I’m curious about all manner of topics, and I’m certain that you don’t have to be an expert to be a good teacher — or a good blogger, which I’ve always taken to be an extension of my teaching. (I do think I need to establish significant expertise on Charles Lindbergh before I dare to write a biography about him. Let’s call that a work in progress.) In fact, expertise can sometimes get in the way of good teaching and blogging, since it can (not must) make it harder to relate to 18-year olds, 81-year olds, and other people who don’t even know the right questions to ask, let alone their potential answers.
But the fact that I’ve spent half my life becoming a scholar of many things without ever becoming an expert in any of them does mean that I need to keep some things always in mind:
• I will probably never be cured of imposter syndrome.
• Even more than most historians, I need to hold any conclusion lightly, and perhaps issue a public mea culpa when I badly misunderstand or misstate something. (Not that experts don’t botch history. I’m just more likely to err.)
• I couldn’t teach or blog were it not for the work of actual experts like Kidd, Fea, Turner, Kristin Du Mez, and Tim Gloege (who help me understand evangelicalism) and Douglas Shantz, Jonathan Strom, Kate Carté Engel, Christian Collins Winn, and Jared Burkholder (who help me with Pietism and related movements).

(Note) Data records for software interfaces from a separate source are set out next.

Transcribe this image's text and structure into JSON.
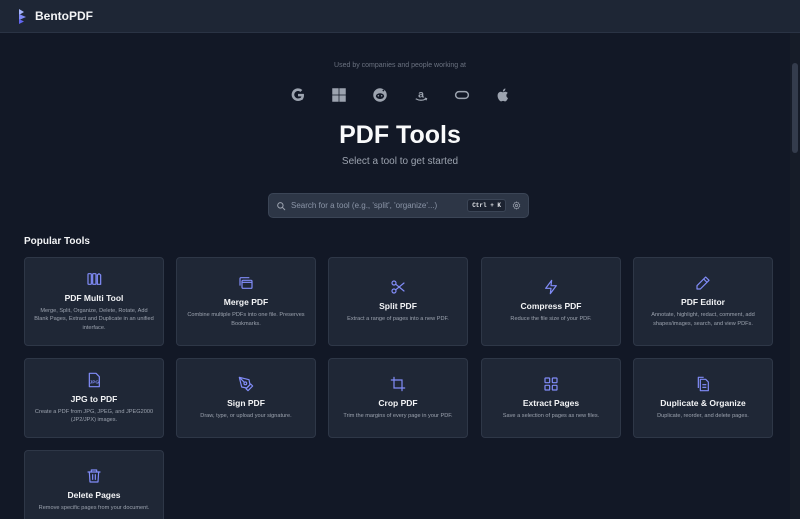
{
  "app": {
    "name": "BentoPDF"
  },
  "hero": {
    "used_by": "Used by companies and people working at",
    "title": "PDF Tools",
    "subtitle": "Select a tool to get started"
  },
  "company_logos": [
    "google-logo",
    "windows-logo",
    "reddit-logo",
    "amazon-logo",
    "capsule-logo",
    "apple-logo"
  ],
  "search": {
    "placeholder": "Search for a tool (e.g., 'split', 'organize'...)",
    "shortcut": "Ctrl + K"
  },
  "section": {
    "title": "Popular Tools"
  },
  "colors": {
    "accent": "#818cf8",
    "background": "#121826",
    "card": "#1f2736"
  },
  "tools": [
    {
      "icon": "columns-icon",
      "title": "PDF Multi Tool",
      "desc": "Merge, Split, Organize, Delete, Rotate, Add Blank Pages, Extract and Duplicate in an unified interface."
    },
    {
      "icon": "copy-icon",
      "title": "Merge PDF",
      "desc": "Combine multiple PDFs into one file. Preserves Bookmarks."
    },
    {
      "icon": "scissors-icon",
      "title": "Split PDF",
      "desc": "Extract a range of pages into a new PDF."
    },
    {
      "icon": "zap-icon",
      "title": "Compress PDF",
      "desc": "Reduce the file size of your PDF."
    },
    {
      "icon": "pencil-icon",
      "title": "PDF Editor",
      "desc": "Annotate, highlight, redact, comment, add shapes/images, search, and view PDFs."
    },
    {
      "icon": "jpg-file-icon",
      "icon_text": "JPG",
      "title": "JPG to PDF",
      "desc": "Create a PDF from JPG, JPEG, and JPEG2000 (JP2/JPX) images."
    },
    {
      "icon": "pen-tool-icon",
      "title": "Sign PDF",
      "desc": "Draw, type, or upload your signature."
    },
    {
      "icon": "crop-icon",
      "title": "Crop PDF",
      "desc": "Trim the margins of every page in your PDF."
    },
    {
      "icon": "grid-icon",
      "title": "Extract Pages",
      "desc": "Save a selection of pages as new files."
    },
    {
      "icon": "file-duplicate-icon",
      "title": "Duplicate & Organize",
      "desc": "Duplicate, reorder, and delete pages."
    },
    {
      "icon": "trash-icon",
      "title": "Delete Pages",
      "desc": "Remove specific pages from your document."
    }
  ]
}
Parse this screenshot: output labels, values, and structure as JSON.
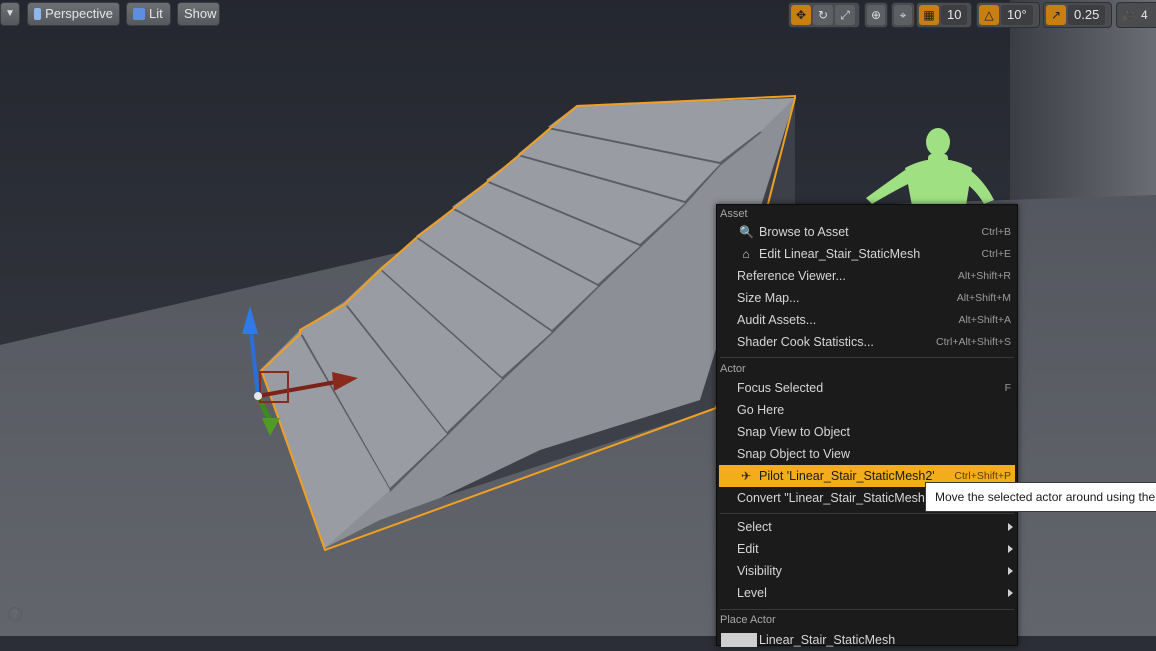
{
  "toolbar": {
    "perspective_label": "Perspective",
    "lit_label": "Lit",
    "show_label": "Show",
    "grid_snap_value": "10",
    "rotation_snap_value": "10°",
    "scale_snap_value": "0.25",
    "camera_speed_value": "4"
  },
  "colors": {
    "accent": "#f3ad1a",
    "selection_outline": "#f0a020",
    "menu_background": "#1b1b1b"
  },
  "context_menu": {
    "asset_header": "Asset",
    "asset_items": [
      {
        "label": "Browse to Asset",
        "shortcut": "Ctrl+B",
        "icon": "magnifier-icon"
      },
      {
        "label": "Edit Linear_Stair_StaticMesh",
        "shortcut": "Ctrl+E",
        "icon": "edit-asset-icon"
      },
      {
        "label": "Reference Viewer...",
        "shortcut": "Alt+Shift+R"
      },
      {
        "label": "Size Map...",
        "shortcut": "Alt+Shift+M"
      },
      {
        "label": "Audit Assets...",
        "shortcut": "Alt+Shift+A"
      },
      {
        "label": "Shader Cook Statistics...",
        "shortcut": "Ctrl+Alt+Shift+S"
      }
    ],
    "actor_header": "Actor",
    "actor_items": [
      {
        "label": "Focus Selected",
        "shortcut": "F"
      },
      {
        "label": "Go Here",
        "shortcut": ""
      },
      {
        "label": "Snap View to Object",
        "shortcut": ""
      },
      {
        "label": "Snap Object to View",
        "shortcut": ""
      },
      {
        "label": "Pilot 'Linear_Stair_StaticMesh2'",
        "shortcut": "Ctrl+Shift+P",
        "icon": "pilot-icon"
      },
      {
        "label": "Convert \"Linear_Stair_StaticMesh2\" To",
        "shortcut": ""
      }
    ],
    "submenu_items": [
      {
        "label": "Select"
      },
      {
        "label": "Edit"
      },
      {
        "label": "Visibility"
      },
      {
        "label": "Level"
      }
    ],
    "place_actor_header": "Place Actor",
    "place_actor_item": "Linear_Stair_StaticMesh"
  },
  "tooltip": {
    "text": "Move the selected actor around using the viewport camera"
  },
  "help": {
    "glyph": "?"
  }
}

• So finally, I should never mistake myself for Kevin Kruse and use Twitter to dunk on people who are less aware of their non-expertise, or even proud of it.